##### Record extracts

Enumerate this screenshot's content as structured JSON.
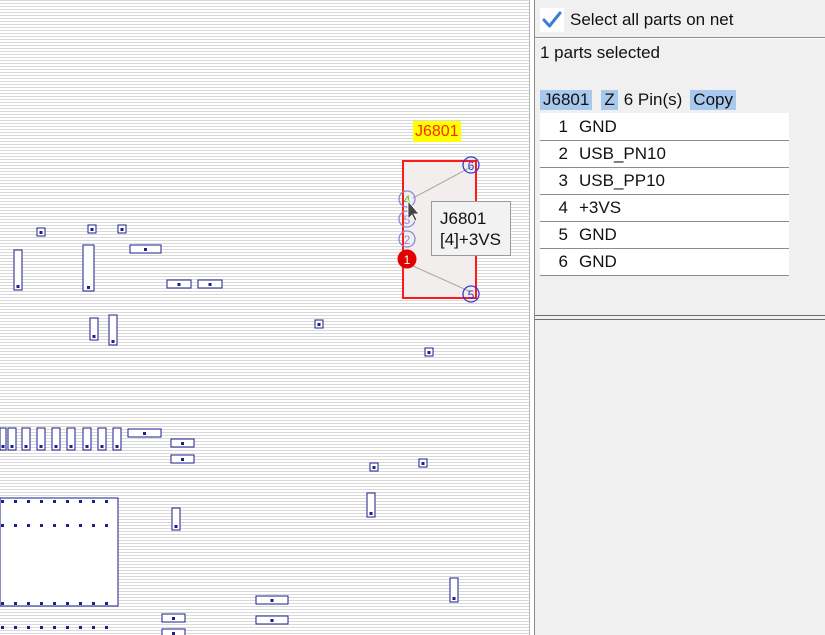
{
  "board": {
    "part_label": "J6801",
    "tooltip": {
      "line1": "J6801",
      "line2": "[4]+3VS"
    },
    "pin_marks": [
      "6",
      "4",
      "5",
      "2",
      "1",
      "5"
    ],
    "colors": {
      "highlight_outline": "#ff0000",
      "label_bg": "#ffff00",
      "label_text": "#ff2a00",
      "part_outline": "#1e1e8c",
      "selected_pin": "#e00000",
      "hover_pin": "#40c040"
    }
  },
  "panel": {
    "select_all_label": "Select all parts on net",
    "select_all_checked": true,
    "selection_count": "1 parts selected",
    "part": {
      "name": "J6801",
      "side": "Z",
      "pin_count": "6 Pin(s)",
      "copy_label": "Copy"
    },
    "pins": [
      {
        "num": "1",
        "net": "GND"
      },
      {
        "num": "2",
        "net": "USB_PN10"
      },
      {
        "num": "3",
        "net": "USB_PP10"
      },
      {
        "num": "4",
        "net": "+3VS"
      },
      {
        "num": "5",
        "net": "GND"
      },
      {
        "num": "6",
        "net": "GND"
      }
    ]
  }
}
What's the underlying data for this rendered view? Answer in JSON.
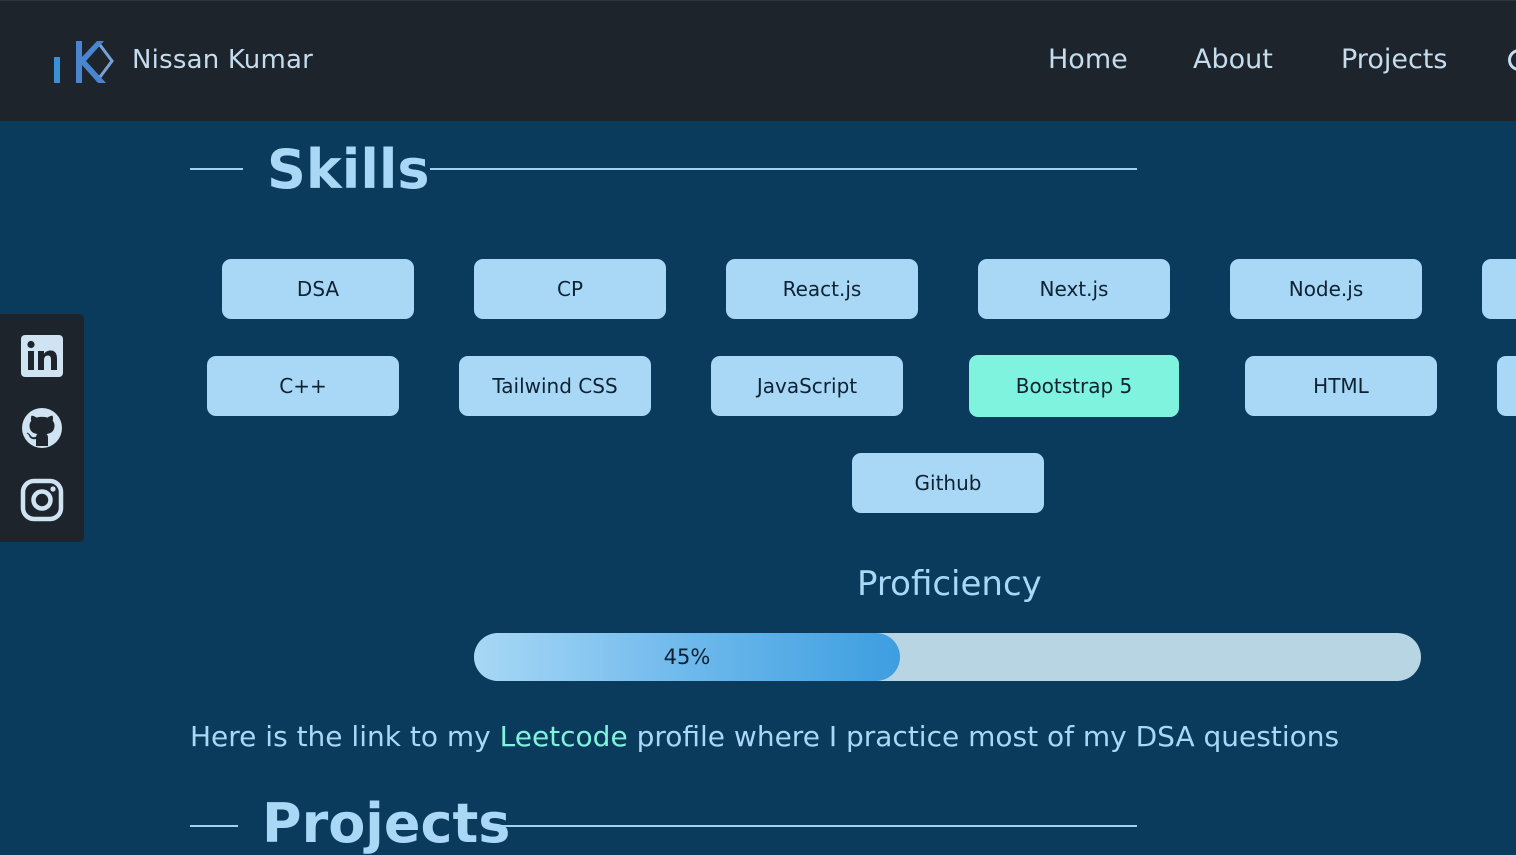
{
  "navbar": {
    "brand": "Nissan Kumar",
    "links": [
      "Home",
      "About",
      "Projects"
    ]
  },
  "skills": {
    "title": "Skills",
    "row1": [
      "DSA",
      "CP",
      "React.js",
      "Next.js",
      "Node.js"
    ],
    "row2": [
      "C++",
      "Tailwind CSS",
      "JavaScript",
      "Bootstrap 5",
      "HTML"
    ],
    "row3": [
      "Github"
    ]
  },
  "proficiency": {
    "title": "Proficiency",
    "value": 45,
    "label": "45%"
  },
  "leetcode": {
    "before": "Here is the link to my ",
    "link": "Leetcode",
    "after": " profile where I practice most of my DSA questions"
  },
  "projects": {
    "title": "Projects"
  },
  "social": [
    "linkedin-icon",
    "github-icon",
    "instagram-icon"
  ],
  "colors": {
    "navbar_bg": "#1d242b",
    "page_bg": "#0a3a5c",
    "pill": "#a8d8f5",
    "pill_active": "#7ff3dd",
    "accent_link": "#7ff3dd"
  }
}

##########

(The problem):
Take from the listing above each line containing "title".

(Expected output):
    "title": "Skills",
    "title": "Proficiency",
    "title": "Projects"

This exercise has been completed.